Problem description> Down to the last line, reproduce the records exactly.

(Items from a data source)

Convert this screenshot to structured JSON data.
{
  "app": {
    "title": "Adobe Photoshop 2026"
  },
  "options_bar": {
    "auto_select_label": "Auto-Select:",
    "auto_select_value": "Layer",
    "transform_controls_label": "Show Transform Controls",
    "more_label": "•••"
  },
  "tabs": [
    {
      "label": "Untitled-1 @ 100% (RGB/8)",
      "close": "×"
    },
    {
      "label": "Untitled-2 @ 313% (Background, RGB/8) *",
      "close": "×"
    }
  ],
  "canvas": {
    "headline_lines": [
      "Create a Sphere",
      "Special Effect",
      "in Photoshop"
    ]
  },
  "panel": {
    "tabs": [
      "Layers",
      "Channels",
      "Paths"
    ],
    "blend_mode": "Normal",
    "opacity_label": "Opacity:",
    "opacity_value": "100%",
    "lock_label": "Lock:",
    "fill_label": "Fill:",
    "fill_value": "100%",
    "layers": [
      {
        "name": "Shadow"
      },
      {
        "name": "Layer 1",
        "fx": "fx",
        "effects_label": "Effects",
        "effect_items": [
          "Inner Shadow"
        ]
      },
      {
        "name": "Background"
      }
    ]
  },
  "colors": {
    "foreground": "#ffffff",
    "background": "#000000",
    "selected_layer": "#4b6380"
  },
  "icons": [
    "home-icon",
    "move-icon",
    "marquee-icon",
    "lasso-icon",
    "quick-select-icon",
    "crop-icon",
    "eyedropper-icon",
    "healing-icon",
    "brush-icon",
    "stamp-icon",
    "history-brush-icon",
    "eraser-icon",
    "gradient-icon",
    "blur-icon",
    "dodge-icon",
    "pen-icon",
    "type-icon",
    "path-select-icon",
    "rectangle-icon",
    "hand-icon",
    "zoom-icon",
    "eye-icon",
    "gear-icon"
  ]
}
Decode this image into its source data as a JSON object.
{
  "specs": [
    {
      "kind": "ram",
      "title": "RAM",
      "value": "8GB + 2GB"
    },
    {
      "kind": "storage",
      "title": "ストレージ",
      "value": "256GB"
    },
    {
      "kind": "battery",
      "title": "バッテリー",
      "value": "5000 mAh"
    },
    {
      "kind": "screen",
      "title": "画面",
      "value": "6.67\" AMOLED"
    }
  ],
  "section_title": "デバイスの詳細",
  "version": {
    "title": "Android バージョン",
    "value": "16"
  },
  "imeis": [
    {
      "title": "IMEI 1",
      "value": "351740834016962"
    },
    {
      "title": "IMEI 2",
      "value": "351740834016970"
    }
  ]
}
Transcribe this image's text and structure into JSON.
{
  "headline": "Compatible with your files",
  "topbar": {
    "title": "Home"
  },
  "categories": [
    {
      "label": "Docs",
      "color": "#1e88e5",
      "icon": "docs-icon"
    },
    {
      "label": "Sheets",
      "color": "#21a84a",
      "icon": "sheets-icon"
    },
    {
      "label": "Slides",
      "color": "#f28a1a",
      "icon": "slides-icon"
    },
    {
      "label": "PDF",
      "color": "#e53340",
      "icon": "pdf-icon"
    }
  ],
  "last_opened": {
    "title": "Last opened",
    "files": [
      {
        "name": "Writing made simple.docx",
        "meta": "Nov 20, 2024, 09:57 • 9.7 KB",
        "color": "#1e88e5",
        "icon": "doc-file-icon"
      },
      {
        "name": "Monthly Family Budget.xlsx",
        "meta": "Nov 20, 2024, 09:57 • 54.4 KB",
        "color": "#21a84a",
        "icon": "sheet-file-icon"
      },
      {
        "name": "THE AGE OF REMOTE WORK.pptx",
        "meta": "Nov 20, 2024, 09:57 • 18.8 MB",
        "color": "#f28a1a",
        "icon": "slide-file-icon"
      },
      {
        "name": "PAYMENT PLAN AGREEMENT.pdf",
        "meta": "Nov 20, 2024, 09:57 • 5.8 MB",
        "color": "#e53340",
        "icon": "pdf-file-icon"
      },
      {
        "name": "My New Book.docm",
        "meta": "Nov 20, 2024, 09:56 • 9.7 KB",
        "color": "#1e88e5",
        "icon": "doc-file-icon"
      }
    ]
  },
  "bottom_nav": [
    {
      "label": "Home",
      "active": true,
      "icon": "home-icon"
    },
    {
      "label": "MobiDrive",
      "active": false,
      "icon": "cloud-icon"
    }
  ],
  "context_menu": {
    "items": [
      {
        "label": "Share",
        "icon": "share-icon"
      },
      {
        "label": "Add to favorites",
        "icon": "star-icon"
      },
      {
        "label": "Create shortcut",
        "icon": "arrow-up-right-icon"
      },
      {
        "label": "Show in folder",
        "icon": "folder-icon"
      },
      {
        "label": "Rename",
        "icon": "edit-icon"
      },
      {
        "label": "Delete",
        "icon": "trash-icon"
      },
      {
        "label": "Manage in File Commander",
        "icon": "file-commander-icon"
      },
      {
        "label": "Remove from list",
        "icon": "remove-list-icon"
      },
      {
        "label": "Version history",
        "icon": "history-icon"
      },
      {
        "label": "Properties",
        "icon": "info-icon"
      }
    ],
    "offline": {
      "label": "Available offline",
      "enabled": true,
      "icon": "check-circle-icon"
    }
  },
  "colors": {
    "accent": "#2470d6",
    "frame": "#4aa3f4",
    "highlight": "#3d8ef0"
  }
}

Exercise response>
Convert this screenshot to structured JSON data.
{
  "app": {
    "title": "Adobe Photoshop 2026"
  },
  "options_bar": {
    "auto_select_label": "Auto-Select:",
    "auto_select_value": "Layer",
    "transform_controls_label": "Show Transform Controls",
    "more_label": "•••"
  },
  "tabs": [
    {
      "label": "Untitled-1 @ 100% (RGB/8)",
      "close": "×"
    },
    {
      "label": "Untitled-2 @ 313% (Background, RGB/8) *",
      "close": "×"
    }
  ],
  "canvas": {
    "headline_lines": [
      "Create a Sphere",
      "Special Effect",
      "in Photoshop"
    ]
  },
  "panel": {
    "tabs": [
      "Layers",
      "Channels",
      "Paths"
    ],
    "blend_mode": "Normal",
    "opacity_label": "Opacity:",
    "opacity_value": "100%",
    "lock_label": "Lock:",
    "fill_label": "Fill:",
    "fill_value": "100%",
    "layers": [
      {
        "name": "Shadow"
      },
      {
        "name": "Layer 1",
        "fx": "fx",
        "effects_label": "Effects",
        "effect_items": [
          "Inner Shadow"
        ]
      },
      {
        "name": "Background"
      }
    ]
  },
  "colors": {
    "foreground": "#ffffff",
    "background": "#000000",
    "selected_layer": "#4b6380"
  },
  "icons": [
    "home-icon",
    "move-icon",
    "marquee-icon",
    "lasso-icon",
    "quick-select-icon",
    "crop-icon",
    "eyedropper-icon",
    "healing-icon",
    "brush-icon",
    "stamp-icon",
    "history-brush-icon",
    "eraser-icon",
    "gradient-icon",
    "blur-icon",
    "dodge-icon",
    "pen-icon",
    "type-icon",
    "path-select-icon",
    "rectangle-icon",
    "hand-icon",
    "zoom-icon",
    "eye-icon",
    "gear-icon"
  ]
}
Decode this image into its source data as a JSON object.
{
  "specs": [
    {
      "kind": "ram",
      "title": "RAM",
      "value": "8GB + 2GB"
    },
    {
      "kind": "storage",
      "title": "ストレージ",
      "value": "256GB"
    },
    {
      "kind": "battery",
      "title": "バッテリー",
      "value": "5000 mAh"
    },
    {
      "kind": "screen",
      "title": "画面",
      "value": "6.67\" AMOLED"
    }
  ],
  "section_title": "デバイスの詳細",
  "version": {
    "title": "Android バージョン",
    "value": "16"
  },
  "imeis": [
    {
      "title": "IMEI 1",
      "value": "351740834016962"
    },
    {
      "title": "IMEI 2",
      "value": "351740834016970"
    }
  ]
}
Transcribe this image's text and structure into JSON.
{
  "headline": "Compatible with your files",
  "topbar": {
    "title": "Home"
  },
  "categories": [
    {
      "label": "Docs",
      "color": "#1e88e5",
      "icon": "docs-icon"
    },
    {
      "label": "Sheets",
      "color": "#21a84a",
      "icon": "sheets-icon"
    },
    {
      "label": "Slides",
      "color": "#f28a1a",
      "icon": "slides-icon"
    },
    {
      "label": "PDF",
      "color": "#e53340",
      "icon": "pdf-icon"
    }
  ],
  "last_opened": {
    "title": "Last opened",
    "files": [
      {
        "name": "Writing made simple.docx",
        "meta": "Nov 20, 2024, 09:57 • 9.7 KB",
        "color": "#1e88e5",
        "icon": "doc-file-icon"
      },
      {
        "name": "Monthly Family Budget.xlsx",
        "meta": "Nov 20, 2024, 09:57 • 54.4 KB",
        "color": "#21a84a",
        "icon": "sheet-file-icon"
      },
      {
        "name": "THE AGE OF REMOTE WORK.pptx",
        "meta": "Nov 20, 2024, 09:57 • 18.8 MB",
        "color": "#f28a1a",
        "icon": "slide-file-icon"
      },
      {
        "name": "PAYMENT PLAN AGREEMENT.pdf",
        "meta": "Nov 20, 2024, 09:57 • 5.8 MB",
        "color": "#e53340",
        "icon": "pdf-file-icon"
      },
      {
        "name": "My New Book.docm",
        "meta": "Nov 20, 2024, 09:56 • 9.7 KB",
        "color": "#1e88e5",
        "icon": "doc-file-icon"
      }
    ]
  },
  "bottom_nav": [
    {
      "label": "Home",
      "active": true,
      "icon": "home-icon"
    },
    {
      "label": "MobiDrive",
      "active": false,
      "icon": "cloud-icon"
    }
  ],
  "context_menu": {
    "items": [
      {
        "label": "Share",
        "icon": "share-icon"
      },
      {
        "label": "Add to favorites",
        "icon": "star-icon"
      },
      {
        "label": "Create shortcut",
        "icon": "arrow-up-right-icon"
      },
      {
        "label": "Show in folder",
        "icon": "folder-icon"
      },
      {
        "label": "Rename",
        "icon": "edit-icon"
      },
      {
        "label": "Delete",
        "icon": "trash-icon"
      },
      {
        "label": "Manage in File Commander",
        "icon": "file-commander-icon"
      },
      {
        "label": "Remove from list",
        "icon": "remove-list-icon"
      },
      {
        "label": "Version history",
        "icon": "history-icon"
      },
      {
        "label": "Properties",
        "icon": "info-icon"
      }
    ],
    "offline": {
      "label": "Available offline",
      "enabled": true,
      "icon": "check-circle-icon"
    }
  },
  "colors": {
    "accent": "#2470d6",
    "frame": "#4aa3f4",
    "highlight": "#3d8ef0"
  }
}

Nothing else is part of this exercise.